He was always joshing me good-naturedly about being both an "Aussie" (he pronounced it the Australia way) and a "Brit", and always asked about how things were going with me whenever he saw me around the airport. An all-round good guy, easy to talk with, amusing and knowledgeable about almost any subject, and one of those seasoned old warriors who'd come to believe that peace was always a wiser choice than war. He once told me he'd make a more effective fighter now than when he was younger — not so distracted by trying to stay alive nowadays, much more willing to take stupid risks now, as he put it.

Lou will be sorely and sadly missed.

October 08, 2012

Taking A break

I've basically had to make a decision in the last week or two that's been a long time coming: I really need to take a break from flying to be able to concentrate on the rest of my life for a while.

It's not that I won't fly as (say) safety pilot if asked, or that I'll let my medical or KOAK badge lapse, or not do my BFR when it's due, it's that I just can't afford the time and money for the foreseeable short term to fly semi-regularly the way I used to.

Basically, it's not really so much a money thing, it's a time thing. I have a new job that involves a lot more commuting, more travel, and much more extensive responsibilities than my previous job(s). It's no longer as easy to fly on weekday evenings as it used to be (I'm often still at work at 7pm, which would be when I'd want to start a flight, especially since I typically have to be up well before 7am the next day to get to work on time), and weekends are typically devoted to the other things and people in my life (or just recovering from the weekdays).

It's been a real struggle to find the time to stay current: not just instrument current, which has always been a bit of a chore, but club-current — which, at one PIC flight per 60 days, gives you some idea of how low the bar is set, and how I can't make even that bar. Given the vagaries of my life, it's turned out to be very difficult to book a plane ahead of time and not have that booking canceled because of weather or the need to stay late at work to sort out some emergency or other; sometimes I wish I could just turn up at the airport (KOAK, in my case) on a whim and just go fly the pattern on random evenings, but the current rental situation makes that basically impossible (for good reason).

And I'd say it's been even more of a struggle staying not just current, but proficient. That really does take significant time and effort, especially on the IFR side. No matter how ruthless I am about keeping my interactions with the G1000 on a "need to know" basis for single-pilot IFR, it's something that requires regular use to be comfortable with, and I just don't get that regular use at the moment.

Having said all that, money certainly plays a part: flying costs at least twice as much per hour now (for comparable planes) as when I started back in 1999, and more than three times as much for the type of plane I prefer flying single pilot IFR. Despite the apologists, GA flying really is expensive — many of my friends are (starving) artists and the like, and the amount of money I put into an hour or two's flying (for fun!) amazes a lot of these people.

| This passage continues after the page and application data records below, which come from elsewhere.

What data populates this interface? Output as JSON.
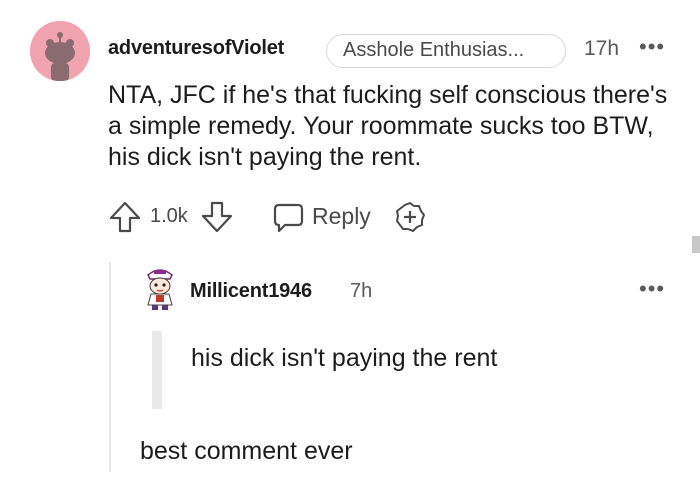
{
  "comment": {
    "author": "adventuresofViolet",
    "flair": "Asshole Enthusias...",
    "time": "17h",
    "more": "•••",
    "body": "NTA, JFC if he's that fucking self conscious there's a simple remedy. Your roommate sucks too BTW, his dick isn't paying the rent.",
    "score": "1.0k",
    "reply_label": "Reply",
    "avatar_color": "#f1a3b0"
  },
  "reply": {
    "author": "Millicent1946",
    "time": "7h",
    "more": "•••",
    "quote": "his dick isn't paying the rent",
    "body": "best comment ever"
  },
  "icons": {
    "upvote": "upvote-arrow-icon",
    "downvote": "downvote-arrow-icon",
    "reply": "speech-bubble-icon",
    "award": "award-plus-icon",
    "more": "ellipsis-icon"
  }
}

Plus I do video and photography semi-professionally (as in I charge for it, but it's not my main source of income) and for more arty-farty reasons, and neither calling is exactly cheap (or at least not done the way I do it). A good piece of gear that I need for a specific type of shot or gig might cost the equivalent of a few hour's flying — and it's not hard to guess what choice I have to make for the long term in situations like that.

So it's unlikely that I'll be flying much (or even at all) in the next six months, maybe even the next year or two. We shall see….